Project NameElementary School Vřesovice - Reconstruction of Baroque Rectory
Posted inPublic facilities
Project TeamJiří Markevič (Public Atelier), Jaroslav Sedlák (FUUZE)
|Project Name||Elementary School Vřesovice - Reconstruction of Baroque Rectory||Posted in||Public facilities||Location||
|Project Team||Jiří Markevič (Public Atelier), Jaroslav Sedlák (FUUZE)||Area (sqm)||950||Completed||2019|
A few years back, the kindergarten and elementary school of the small municipality of Vřesovice in the Czech Republic moved into the town’s former rectory, a majestic baroque complex recognized as a national cultural monument. When there was a need to reconstruct some parts of the centuries-old building and add an extension later on, Czech architecture practices Public Atelier and Studio FUUZE saw an opportunity not just to expand the school’s capacity, restore the rapidly decaying roof trusses and rectify the unsatisfactory state of its inner courtyard as the brief demanded, but also to engage with the building’s architectural heritage and establish a playful dialogue between past and present.
The fact that the historic complex consists of several buildings built in different eras and for different purposes resulted in a poorly configured circulation layout so the concept of interconnection became the starting point of the reconstruction. By connecting the various buildings, the architectural intervention not only allows the primary school and day care centre’s students and staff to conveniently and freely move across the grounds to make use of all the facilities, both existing and new, but also highlights its historic value as a complex. To do so, numerous passageways have been restored and new ones have been constructed ensuring for free movement in both practical and symbolic terms.
Rather than appropriating the historic architecture in order to integrate the new construction into the existing building fabric, the architects have chosen instead to differentiate the new from the old through the bold use of colour and form.
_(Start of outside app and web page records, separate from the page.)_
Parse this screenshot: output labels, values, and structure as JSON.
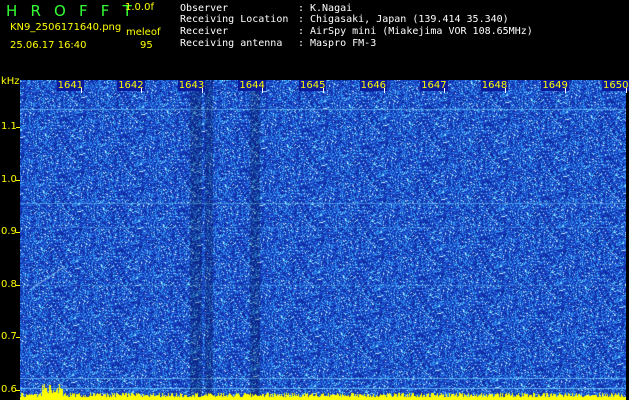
{
  "header": {
    "app_title": "H R O F F T",
    "version": "1.0.0f",
    "filename": "KN9_2506171640.png",
    "station_code": "meleof",
    "datetime": "25.06.17 16:40",
    "count": "95"
  },
  "info": [
    {
      "label": "Observer",
      "sep": ":",
      "value": "K.Nagai"
    },
    {
      "label": "Receiving Location",
      "sep": ":",
      "value": "Chigasaki, Japan (139.414 35.340)"
    },
    {
      "label": "Receiver",
      "sep": ":",
      "value": "AirSpy mini (Miakejima VOR 108.65MHz)"
    },
    {
      "label": "Receiving antenna",
      "sep": ":",
      "value": "Maspro FM-3"
    }
  ],
  "spectrogram": {
    "y_unit": "kHz",
    "y_labels": [
      "1.1",
      "1.0",
      "0.9",
      "0.8",
      "0.7",
      "0.6"
    ],
    "y_values": [
      1.1,
      1.0,
      0.9,
      0.8,
      0.7,
      0.6
    ],
    "y_range": [
      0.58,
      1.19
    ],
    "minute_labels": [
      "1641",
      "1642",
      "1643",
      "1644",
      "1645",
      "1646",
      "1647",
      "1648",
      "1649",
      "1650"
    ],
    "time_range_minutes": [
      1640,
      1650
    ],
    "colors": {
      "background": "#000000",
      "noise_low": "#0a1a8a",
      "noise_mid": "#1e50d8",
      "noise_high": "#40c8ff",
      "peak": "#ffffff",
      "bottom_level": "#ffff00",
      "label": "#ffff00",
      "title": "#33ff33"
    }
  }
}
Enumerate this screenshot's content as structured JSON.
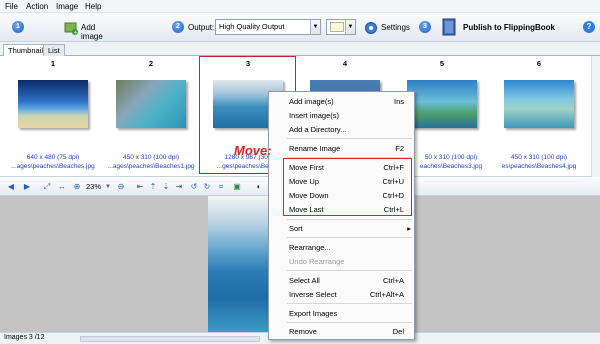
{
  "menubar": {
    "items": [
      "File",
      "Action",
      "Image",
      "Help"
    ]
  },
  "toolbar": {
    "step1": "1",
    "add_image": "Add image",
    "step2": "2",
    "output_label": "Output:",
    "output_value": "High Quality Output",
    "settings": "Settings",
    "step3": "3",
    "publish": "Publish to FlippingBook"
  },
  "tabs": [
    "Thumbnail",
    "List"
  ],
  "thumbnails": [
    {
      "num": "1",
      "dims": "640 x 480 (75 dpi)",
      "file": "...ages\\peaches\\Beaches.jpg"
    },
    {
      "num": "2",
      "dims": "450 x 310 (100 dpi)",
      "file": "...ages\\peaches\\Beaches1.jpg"
    },
    {
      "num": "3",
      "dims": "1280 x 987 (300",
      "file": "...ges\\peaches\\Beach"
    },
    {
      "num": "4",
      "dims": "",
      "file": ""
    },
    {
      "num": "5",
      "dims": "50 x 310 (100 dpi)",
      "file": "eaches\\Beaches3.jpg"
    },
    {
      "num": "6",
      "dims": "450 x 310 (100 dpi)",
      "file": "es\\peaches\\Beaches4.jpg"
    }
  ],
  "view_toolbar": {
    "zoom": "23%"
  },
  "annotation": "Move:",
  "context_menu": [
    {
      "label": "Add image(s)",
      "shortcut": "Ins"
    },
    {
      "label": "Insert image(s)",
      "shortcut": ""
    },
    {
      "label": "Add a Directory...",
      "shortcut": ""
    },
    {
      "label": "Rename Image",
      "shortcut": "F2"
    },
    {
      "label": "Move First",
      "shortcut": "Ctrl+F"
    },
    {
      "label": "Move Up",
      "shortcut": "Ctrl+U"
    },
    {
      "label": "Move Down",
      "shortcut": "Ctrl+D"
    },
    {
      "label": "Move Last",
      "shortcut": "Ctrl+L"
    },
    {
      "label": "Sort",
      "shortcut": "▸"
    },
    {
      "label": "Rearrange...",
      "shortcut": ""
    },
    {
      "label": "Undo Rearrange",
      "shortcut": ""
    },
    {
      "label": "Select All",
      "shortcut": "Ctrl+A"
    },
    {
      "label": "Inverse Select",
      "shortcut": "Ctrl+Alt+A"
    },
    {
      "label": "Export Images",
      "shortcut": ""
    },
    {
      "label": "Remove",
      "shortcut": "Del"
    }
  ],
  "status": {
    "text": "Images 3 /12"
  }
}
Using a vibrant palette of primary colours and a geometric language of cubic forms, the new additions pop out against the arched loggias, limestone facades and gable roofs. The use of colour is a welcomed gesture in a school environment, creating a jovial ambience and even allowing children to choose their favourite colour.
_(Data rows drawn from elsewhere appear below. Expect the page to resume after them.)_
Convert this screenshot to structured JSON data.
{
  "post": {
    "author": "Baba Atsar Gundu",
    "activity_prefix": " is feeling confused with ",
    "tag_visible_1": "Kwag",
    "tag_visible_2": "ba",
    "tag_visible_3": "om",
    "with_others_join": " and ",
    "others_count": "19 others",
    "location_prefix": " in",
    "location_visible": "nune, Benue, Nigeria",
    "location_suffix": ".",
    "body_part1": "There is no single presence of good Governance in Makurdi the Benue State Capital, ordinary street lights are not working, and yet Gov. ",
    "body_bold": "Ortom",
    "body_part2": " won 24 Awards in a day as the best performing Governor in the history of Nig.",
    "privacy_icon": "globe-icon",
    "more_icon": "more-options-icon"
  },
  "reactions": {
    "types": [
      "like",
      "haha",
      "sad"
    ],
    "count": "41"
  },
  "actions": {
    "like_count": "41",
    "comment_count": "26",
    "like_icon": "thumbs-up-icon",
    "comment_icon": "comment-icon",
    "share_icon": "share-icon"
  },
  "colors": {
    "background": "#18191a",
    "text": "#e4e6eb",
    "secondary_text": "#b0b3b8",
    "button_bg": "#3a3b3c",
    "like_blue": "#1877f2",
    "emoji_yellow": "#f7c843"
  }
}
Featuring two classrooms that open out onto a grassy courtyard with views of the Church of St. Peter and Paul, and two additional classrooms for vocational training housed in the refurbished attic, the new facilities that the team designed are characterised by a neutral colour palette which, in contrast to the colourful exterior, ensure that students aren’t easily distracted. That’s not to say that the interiors are bland, on the contrary, the circulation spaces in the newly built sections are swathed in colour matching their exterior while the attic spaces are marked by an impressive Baroque roof structure which has been meticulously refurbished. In combination with expanded capacity and improved circulation, the latest restoration project has given the Baroque complex a new life but more importantly has made school a much more fun experience for the children.